“I would assume most of them are registered Democrat,” Tarantola said. “Every prediction says that the Democrats can take back the Senate, but they need to win in Rhode Island. … People here recognize that, and that’s why they’re registering to vote in Rhode Island.”
He added, “I expect a very high turnout (in this election) because Brown students are intelligent, knowledgeable and informed, and they realize how important this upcoming election is.”
Tarantola believes students know that registering here, or switching their registration from home to Rhode Island, matters. “A lot of students are very involved in the local races,” he said.
The only Republican registering voters on campus this fall was from Washington, D.C. Angie Poole, a representative from the College Republicans National Committee, registered voters and drafted volunteers for local campaigns, according to Zack Drew ’07, president of the College Republicans.
The College Republicans have specifically chosen not to register voters on the University’s campus or in Rhode Island, Drew said.
Registering voters “is not something we focus on,” Drew said. “We know we would just be registering Democrats, so who cares? Registering Republicans is a losing battle and a serious waste of time.”
Brown students helped Ward 1 City Council candidate Seth Yurdin register voters both before and after he won the Democratic primary. However, Yurdin’s voter registration efforts were “more neighborhood-based,” he said. “There are a large number of people in the neighborhood that are voters but aren’t registered here,” he said, adding that “it was pretty easy to get them registered.”
Yurdin did not have any predictions about voter turnout in the upcoming election, though he said the Ward 1 residents his campaign registered “certainly seem like they’re likely voters.”
Ethan Ris ’05, who challenged Yurdin in the Democratic primary, disagreed, saying, “You can register new voters, but they’re very difficult to get to the polls. … The ones who vote are generally those who register on their own.”
Ris said because of this, voter registration “was one of those things I would have liked to do but didn’t have time for.”
Students on and off campus have worked with the Rhode Island Right to Vote campaign in support of Ballot Question 2, which would allow people out of prison, on probation or on parole the right to vote.
Question 2 will “restore the right to vote to 15,000 Rhode Islanders who are unfairly kept from the voting booth,” said Nancy Kirsch, deputy campaign manager for RI Right to Vote.
“Voting is absolutely a critical part of someone’s citizenship and a critical way to be a part of the democracy,” Kirsch said. “In a full democracy, every voice counts and every voice is heard.”
Numerous community organizations have undertaken major get-out-the-vote campaigns throughout Providence.
The Rhode Island Association of Community Organizations for Reform Now has registered over 9,000 new voters in Providence’s Olneyville, Elmwood, South Providence and Washington Park neighborhoods, said Amy Olin, head organizer of Rhode Island ACORN. An ACORN representative was also soliciting student voter registration on campus earlier this fall.
“Our organization has a membership of low- and moderate-income families that work on issues like quality health care and quality public schools,” Olin said.
Brown student voters played a major role in the 2002 Ward 1 City Council election, helping current Ward 1 City Councilman David Segal to victory in a tight four-way primary race.
Segal said he has never kept track of the number of Brown students his campaign registers to vote.
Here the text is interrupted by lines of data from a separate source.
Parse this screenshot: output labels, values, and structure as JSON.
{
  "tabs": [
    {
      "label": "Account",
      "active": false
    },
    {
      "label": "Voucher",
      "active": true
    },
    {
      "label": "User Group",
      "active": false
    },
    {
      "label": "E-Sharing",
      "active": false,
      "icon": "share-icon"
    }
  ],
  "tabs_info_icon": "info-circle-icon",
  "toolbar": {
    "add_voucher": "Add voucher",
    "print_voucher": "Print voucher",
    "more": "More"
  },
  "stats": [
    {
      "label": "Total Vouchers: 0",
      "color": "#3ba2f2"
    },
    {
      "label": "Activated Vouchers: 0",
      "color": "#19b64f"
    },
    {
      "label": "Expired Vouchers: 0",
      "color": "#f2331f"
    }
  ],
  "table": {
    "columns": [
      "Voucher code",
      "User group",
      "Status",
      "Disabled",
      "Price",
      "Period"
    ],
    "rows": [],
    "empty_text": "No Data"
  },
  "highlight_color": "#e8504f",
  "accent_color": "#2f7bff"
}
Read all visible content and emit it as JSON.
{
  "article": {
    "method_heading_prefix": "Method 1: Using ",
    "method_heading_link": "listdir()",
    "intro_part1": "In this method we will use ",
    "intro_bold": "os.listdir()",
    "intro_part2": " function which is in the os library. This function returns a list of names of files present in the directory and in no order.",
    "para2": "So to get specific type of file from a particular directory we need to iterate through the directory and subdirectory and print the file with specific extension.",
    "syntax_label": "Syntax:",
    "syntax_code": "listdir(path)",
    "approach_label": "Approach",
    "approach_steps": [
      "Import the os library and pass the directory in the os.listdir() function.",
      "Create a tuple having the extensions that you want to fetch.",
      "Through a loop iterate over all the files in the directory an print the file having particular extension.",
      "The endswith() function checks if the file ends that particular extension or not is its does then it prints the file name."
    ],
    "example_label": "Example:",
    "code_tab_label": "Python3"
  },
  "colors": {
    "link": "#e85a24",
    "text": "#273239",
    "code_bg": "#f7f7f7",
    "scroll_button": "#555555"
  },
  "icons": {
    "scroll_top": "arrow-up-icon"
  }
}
He suggested the voter roll has been cleared out since the 2002 election, in which Brown student voters played such a pivotal role for him, since any voter who has not voted in four years is eligible to be kicked off the voter roll.
“It seems like a lot more (students vote) when it’s a presidential (election), which is weird, because it doesn’t really matter in Rhode Island,” Segal said, though he acknowledged that voter turnout is higher in presidential election years throughout the country.